IB SAN adopts a hierarchical structure to separate the structure of the system from the function definition of the access device. Different hosts can use TCA (Target Channel Adapter) through network storage devices such as HCA (Host Channel Adapter) and RAID. ) Access to IB SAN.

IB SAN mainly has the following characteristics:

  1. Scalable Switched Fabric interconnect structure;
  2. The transport layer interconnection realized by hardware is efficient and reliable;
  3. Support multiple virtual channels; hardware realizes automatic path change;
  4. High bandwidth, the total bandwidth increases exponentially with the scale of IB Switch;
  5. Support SCSI remote DMA (DirectMemoryAccess, direct memory access) protocol;
  6. Has high fault tolerance and survivability;
  7. Support hot swap.

The purpose of network storage technology is to expand storage capacity and improve storage performance. These storage technologies can provide centralized data storage and effective access to files; all support multiple operating systems, and allow users to use data through multiple operating systems at the same time: they can be stored separately from the application server, and provide high data Availability; At the same time, it can reduce long-term operating costs through centralized storage management.

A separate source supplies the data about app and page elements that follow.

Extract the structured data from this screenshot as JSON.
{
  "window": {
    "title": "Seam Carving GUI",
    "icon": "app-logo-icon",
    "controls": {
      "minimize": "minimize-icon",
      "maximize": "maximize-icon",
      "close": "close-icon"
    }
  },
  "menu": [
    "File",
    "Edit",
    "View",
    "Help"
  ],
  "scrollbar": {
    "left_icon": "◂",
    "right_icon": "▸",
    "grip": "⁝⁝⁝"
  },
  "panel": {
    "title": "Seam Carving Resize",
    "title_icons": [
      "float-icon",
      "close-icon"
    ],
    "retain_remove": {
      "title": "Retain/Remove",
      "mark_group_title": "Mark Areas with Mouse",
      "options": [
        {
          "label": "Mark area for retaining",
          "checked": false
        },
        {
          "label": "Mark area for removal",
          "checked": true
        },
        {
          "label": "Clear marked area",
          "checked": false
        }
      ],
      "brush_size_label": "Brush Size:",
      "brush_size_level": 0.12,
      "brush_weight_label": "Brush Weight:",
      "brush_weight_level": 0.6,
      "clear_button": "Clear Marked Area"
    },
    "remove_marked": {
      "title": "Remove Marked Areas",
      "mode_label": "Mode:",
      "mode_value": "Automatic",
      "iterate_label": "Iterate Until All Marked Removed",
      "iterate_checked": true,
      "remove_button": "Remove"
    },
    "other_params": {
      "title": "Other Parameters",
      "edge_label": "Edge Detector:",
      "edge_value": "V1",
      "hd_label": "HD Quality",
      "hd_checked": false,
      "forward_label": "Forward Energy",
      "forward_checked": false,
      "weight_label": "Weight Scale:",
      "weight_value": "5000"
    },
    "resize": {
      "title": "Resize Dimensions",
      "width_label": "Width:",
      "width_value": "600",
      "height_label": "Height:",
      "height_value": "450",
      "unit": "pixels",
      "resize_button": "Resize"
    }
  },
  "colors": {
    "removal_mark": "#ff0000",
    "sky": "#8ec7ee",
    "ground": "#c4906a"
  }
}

Therefore, from the point of view of the essence of storage, their functions are the same. In fact, the difference between them is becoming blurred, and all technologies are challenged by users' storage requirements. In practical applications, it is necessary to choose according to the business characteristics and requirements of the system (for example, environmental requirements, performance requirements, price requirements, etc.).